Others who pass these walls casually or sit on them while conversing with friends and colleagues will never know this man’s name or appreciate the hours of sweat, muscle, skill, eye for detail and patience it took for him to accomplish his masterpiece.

But he will.

Give It Your All

Watching this stonemason was a beautiful reminder that no job is too big or too small. In addition, all of us, no matter our title or responsibilities, can help build and shape an affirming, can-do work environment that is purposeful, meaningful and electric. Like these stone walls, this work environment is built to withstand whatever form of weather arrives that day.

Your signature on the work you execute represents, like that stonemason’s, your reputation and credibility as a PR and marketing pro. And that is true any time you

  • craft messages in response to crises
  • strategically position thought leadership before targeted audiences
  • execute and manage your brand
  • purposefully place op-eds
  • cultivate honest and productive relations with members of the media
  • create ads, photographs or publications
  • write news releases or pitch stories
  • organize and manage a speakers bureau
  • stand before audiences while representing your institution or organization
  • thoughtfully post social media content
  • attend meetings
  • host and record podcasts
  • lay out magazine pages
  • coordinate special events and news conferences or
  • perform all other duties as assigned
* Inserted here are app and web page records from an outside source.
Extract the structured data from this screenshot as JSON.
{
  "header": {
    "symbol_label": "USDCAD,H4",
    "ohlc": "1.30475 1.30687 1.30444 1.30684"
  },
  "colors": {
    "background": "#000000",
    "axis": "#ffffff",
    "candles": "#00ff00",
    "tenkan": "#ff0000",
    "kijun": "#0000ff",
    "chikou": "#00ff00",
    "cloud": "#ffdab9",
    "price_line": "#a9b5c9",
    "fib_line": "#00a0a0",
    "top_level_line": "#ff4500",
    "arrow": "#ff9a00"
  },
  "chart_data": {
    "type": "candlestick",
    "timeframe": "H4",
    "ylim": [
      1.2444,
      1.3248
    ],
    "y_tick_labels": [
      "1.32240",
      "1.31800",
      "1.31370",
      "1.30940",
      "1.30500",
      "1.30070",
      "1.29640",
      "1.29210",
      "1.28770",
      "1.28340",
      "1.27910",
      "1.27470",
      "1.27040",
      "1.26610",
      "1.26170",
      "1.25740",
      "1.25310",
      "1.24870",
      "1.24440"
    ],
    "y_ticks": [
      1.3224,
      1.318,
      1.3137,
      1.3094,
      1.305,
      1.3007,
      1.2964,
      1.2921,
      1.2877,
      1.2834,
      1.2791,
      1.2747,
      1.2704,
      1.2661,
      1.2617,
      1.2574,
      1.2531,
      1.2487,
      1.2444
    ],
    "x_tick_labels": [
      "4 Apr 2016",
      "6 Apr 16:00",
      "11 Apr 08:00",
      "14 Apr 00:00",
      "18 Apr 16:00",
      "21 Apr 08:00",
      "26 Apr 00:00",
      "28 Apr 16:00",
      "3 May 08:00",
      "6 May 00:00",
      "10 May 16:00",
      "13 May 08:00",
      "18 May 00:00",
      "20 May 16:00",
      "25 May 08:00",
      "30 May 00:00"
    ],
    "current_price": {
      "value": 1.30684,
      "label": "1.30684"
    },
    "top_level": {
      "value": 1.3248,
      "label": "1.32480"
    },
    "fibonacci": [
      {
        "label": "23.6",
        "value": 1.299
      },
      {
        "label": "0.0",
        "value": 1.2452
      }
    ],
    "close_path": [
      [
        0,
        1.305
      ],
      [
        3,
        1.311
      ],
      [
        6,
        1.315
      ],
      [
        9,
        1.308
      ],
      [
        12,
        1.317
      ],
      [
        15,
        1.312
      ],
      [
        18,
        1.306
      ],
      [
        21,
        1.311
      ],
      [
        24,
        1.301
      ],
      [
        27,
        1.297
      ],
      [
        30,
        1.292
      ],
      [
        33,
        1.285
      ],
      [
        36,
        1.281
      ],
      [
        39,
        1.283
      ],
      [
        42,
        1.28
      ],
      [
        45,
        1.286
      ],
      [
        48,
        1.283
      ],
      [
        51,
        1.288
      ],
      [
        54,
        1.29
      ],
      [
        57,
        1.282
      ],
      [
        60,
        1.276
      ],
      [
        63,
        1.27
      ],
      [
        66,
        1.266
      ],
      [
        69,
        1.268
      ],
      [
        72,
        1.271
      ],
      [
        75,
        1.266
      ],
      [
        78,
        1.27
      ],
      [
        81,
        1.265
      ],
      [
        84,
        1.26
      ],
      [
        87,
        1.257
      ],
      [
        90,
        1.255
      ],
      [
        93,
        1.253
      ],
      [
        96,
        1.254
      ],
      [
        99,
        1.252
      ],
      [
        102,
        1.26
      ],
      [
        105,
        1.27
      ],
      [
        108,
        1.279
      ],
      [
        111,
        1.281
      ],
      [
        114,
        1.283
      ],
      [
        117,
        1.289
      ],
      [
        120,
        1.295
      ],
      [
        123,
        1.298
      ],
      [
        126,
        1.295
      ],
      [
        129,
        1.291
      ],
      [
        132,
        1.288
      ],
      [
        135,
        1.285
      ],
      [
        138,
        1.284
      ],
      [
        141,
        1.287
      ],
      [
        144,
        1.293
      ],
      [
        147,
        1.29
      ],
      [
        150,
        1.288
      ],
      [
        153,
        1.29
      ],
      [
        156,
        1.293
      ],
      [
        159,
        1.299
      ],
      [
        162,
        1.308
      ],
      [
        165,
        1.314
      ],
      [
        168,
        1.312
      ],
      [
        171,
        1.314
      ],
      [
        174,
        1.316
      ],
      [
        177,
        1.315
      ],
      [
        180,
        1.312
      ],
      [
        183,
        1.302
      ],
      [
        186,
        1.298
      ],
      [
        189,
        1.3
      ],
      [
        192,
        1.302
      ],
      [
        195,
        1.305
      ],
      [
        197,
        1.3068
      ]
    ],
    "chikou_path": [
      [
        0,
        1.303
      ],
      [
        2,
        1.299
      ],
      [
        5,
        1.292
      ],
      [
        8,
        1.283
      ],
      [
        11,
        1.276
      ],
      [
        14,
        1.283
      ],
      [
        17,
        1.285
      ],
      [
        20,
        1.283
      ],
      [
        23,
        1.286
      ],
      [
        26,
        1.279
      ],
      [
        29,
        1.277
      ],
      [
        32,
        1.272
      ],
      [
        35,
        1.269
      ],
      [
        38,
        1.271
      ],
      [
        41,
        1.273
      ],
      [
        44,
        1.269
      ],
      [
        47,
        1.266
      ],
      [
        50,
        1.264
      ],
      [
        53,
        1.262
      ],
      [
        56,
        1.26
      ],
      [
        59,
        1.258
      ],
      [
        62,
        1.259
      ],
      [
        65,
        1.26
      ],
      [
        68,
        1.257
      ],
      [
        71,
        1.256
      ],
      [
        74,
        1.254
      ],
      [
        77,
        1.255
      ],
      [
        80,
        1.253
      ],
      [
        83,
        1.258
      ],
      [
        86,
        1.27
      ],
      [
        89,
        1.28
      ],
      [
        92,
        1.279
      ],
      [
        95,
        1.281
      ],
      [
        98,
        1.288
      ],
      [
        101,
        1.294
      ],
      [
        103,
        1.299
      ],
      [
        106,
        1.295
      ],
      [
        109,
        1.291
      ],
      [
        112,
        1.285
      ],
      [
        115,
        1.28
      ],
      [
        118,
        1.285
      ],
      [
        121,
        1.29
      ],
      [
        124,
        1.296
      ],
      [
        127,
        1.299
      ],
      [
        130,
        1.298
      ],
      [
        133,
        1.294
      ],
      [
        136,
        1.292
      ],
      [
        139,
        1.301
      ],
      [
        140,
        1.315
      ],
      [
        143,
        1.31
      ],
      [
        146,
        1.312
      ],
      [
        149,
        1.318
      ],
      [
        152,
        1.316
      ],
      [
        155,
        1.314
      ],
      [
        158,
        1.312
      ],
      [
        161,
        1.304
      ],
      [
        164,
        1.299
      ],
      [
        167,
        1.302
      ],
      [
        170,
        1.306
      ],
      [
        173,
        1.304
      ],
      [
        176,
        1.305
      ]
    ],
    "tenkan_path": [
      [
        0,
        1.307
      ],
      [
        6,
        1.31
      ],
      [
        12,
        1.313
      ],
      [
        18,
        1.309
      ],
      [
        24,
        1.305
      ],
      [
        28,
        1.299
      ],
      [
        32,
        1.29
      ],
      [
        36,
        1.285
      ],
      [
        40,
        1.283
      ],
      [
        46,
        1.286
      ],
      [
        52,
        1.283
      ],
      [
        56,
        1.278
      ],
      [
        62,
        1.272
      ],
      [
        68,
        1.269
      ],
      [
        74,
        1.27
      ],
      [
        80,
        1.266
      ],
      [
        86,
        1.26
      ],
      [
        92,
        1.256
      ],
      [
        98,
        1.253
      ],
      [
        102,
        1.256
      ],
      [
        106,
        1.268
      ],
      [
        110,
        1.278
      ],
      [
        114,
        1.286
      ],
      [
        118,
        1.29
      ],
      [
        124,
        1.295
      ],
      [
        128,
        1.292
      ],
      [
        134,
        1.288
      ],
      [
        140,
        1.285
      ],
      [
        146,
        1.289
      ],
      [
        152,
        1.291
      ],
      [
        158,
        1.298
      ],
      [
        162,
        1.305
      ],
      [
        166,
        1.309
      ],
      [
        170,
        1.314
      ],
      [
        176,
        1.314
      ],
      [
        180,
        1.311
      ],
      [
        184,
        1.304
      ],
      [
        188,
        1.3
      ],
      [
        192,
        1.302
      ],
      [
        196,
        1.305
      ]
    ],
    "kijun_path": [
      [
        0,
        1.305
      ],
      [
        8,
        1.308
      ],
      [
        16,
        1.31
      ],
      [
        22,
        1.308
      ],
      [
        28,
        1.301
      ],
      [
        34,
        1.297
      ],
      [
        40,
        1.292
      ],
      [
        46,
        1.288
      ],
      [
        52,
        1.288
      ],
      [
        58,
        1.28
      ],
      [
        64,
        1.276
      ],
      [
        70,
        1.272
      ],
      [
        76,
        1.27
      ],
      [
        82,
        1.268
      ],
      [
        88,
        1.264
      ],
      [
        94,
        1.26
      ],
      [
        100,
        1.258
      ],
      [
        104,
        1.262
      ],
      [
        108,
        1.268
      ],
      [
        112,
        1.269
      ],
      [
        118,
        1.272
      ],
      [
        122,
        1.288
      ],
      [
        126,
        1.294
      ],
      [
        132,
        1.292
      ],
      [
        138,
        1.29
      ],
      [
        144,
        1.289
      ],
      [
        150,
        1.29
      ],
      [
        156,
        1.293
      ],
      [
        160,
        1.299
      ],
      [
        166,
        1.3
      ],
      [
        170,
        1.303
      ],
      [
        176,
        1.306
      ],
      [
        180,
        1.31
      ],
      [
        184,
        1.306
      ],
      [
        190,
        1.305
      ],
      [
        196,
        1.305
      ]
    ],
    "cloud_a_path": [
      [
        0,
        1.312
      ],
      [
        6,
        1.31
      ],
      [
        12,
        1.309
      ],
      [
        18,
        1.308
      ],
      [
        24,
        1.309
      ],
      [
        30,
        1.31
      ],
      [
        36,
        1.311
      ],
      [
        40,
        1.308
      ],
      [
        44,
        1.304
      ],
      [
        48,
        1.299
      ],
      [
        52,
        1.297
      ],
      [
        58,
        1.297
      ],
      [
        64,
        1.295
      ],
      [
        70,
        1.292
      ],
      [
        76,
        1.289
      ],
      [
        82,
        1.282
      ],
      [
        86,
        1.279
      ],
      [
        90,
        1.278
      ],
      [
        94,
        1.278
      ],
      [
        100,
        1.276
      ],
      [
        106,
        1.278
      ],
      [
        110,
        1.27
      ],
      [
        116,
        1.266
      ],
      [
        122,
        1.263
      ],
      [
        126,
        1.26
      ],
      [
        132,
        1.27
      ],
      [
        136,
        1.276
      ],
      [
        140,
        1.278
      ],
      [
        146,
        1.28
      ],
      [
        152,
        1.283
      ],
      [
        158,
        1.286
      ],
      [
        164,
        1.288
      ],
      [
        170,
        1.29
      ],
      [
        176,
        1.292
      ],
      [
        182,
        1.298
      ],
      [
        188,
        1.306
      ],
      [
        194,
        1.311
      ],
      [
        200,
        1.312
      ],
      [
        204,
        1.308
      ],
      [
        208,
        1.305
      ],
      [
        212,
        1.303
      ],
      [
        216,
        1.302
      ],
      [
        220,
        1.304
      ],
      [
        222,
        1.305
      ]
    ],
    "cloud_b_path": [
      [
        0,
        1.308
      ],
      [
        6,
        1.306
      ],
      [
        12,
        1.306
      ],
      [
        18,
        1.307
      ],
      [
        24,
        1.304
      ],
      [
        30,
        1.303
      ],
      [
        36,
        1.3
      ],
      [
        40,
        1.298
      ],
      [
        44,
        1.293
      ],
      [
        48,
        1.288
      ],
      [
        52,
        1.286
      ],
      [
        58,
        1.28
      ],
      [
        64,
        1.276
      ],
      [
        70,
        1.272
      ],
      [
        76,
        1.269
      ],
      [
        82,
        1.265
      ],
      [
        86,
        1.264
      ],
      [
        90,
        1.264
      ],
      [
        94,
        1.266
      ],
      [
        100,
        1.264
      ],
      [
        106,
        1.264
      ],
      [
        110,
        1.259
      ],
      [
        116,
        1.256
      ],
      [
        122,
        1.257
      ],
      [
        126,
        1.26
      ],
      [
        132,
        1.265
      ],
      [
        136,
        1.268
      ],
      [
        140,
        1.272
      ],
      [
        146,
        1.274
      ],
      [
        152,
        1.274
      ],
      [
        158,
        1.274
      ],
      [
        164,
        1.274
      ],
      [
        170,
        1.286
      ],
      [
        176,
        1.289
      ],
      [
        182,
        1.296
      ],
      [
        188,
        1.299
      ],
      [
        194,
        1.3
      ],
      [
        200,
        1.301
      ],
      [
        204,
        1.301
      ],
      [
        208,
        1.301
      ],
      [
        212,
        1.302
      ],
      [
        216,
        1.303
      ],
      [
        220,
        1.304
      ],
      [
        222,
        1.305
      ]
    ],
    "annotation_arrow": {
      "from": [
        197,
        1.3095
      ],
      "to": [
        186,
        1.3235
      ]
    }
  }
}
Few will know or appreciate the hours it took to accomplish those successful efforts—but you will. After all, genuine effort in our profession is not about the me, but on the we.

Never allow yourself to slip into giving a minimal effort. Give it your all! Your signature work should always strive to be your finest masterpiece. Everyone has an important role to play—including you.

The PR profession needs you. We need your heart, your passion and your desire to make a difference.

I know you will succeed!

Marc Whitt is director of media & strategic relations at the University of Kentucky’s Office of PR and Strategic Communications.  He is author of “PR Lessons Learned Along the Way: Strategies, Tips & Advice for the Higher Ed and Nonprofit Public Relations Professional” (Cherrymoon Media), from which this article is excerpted.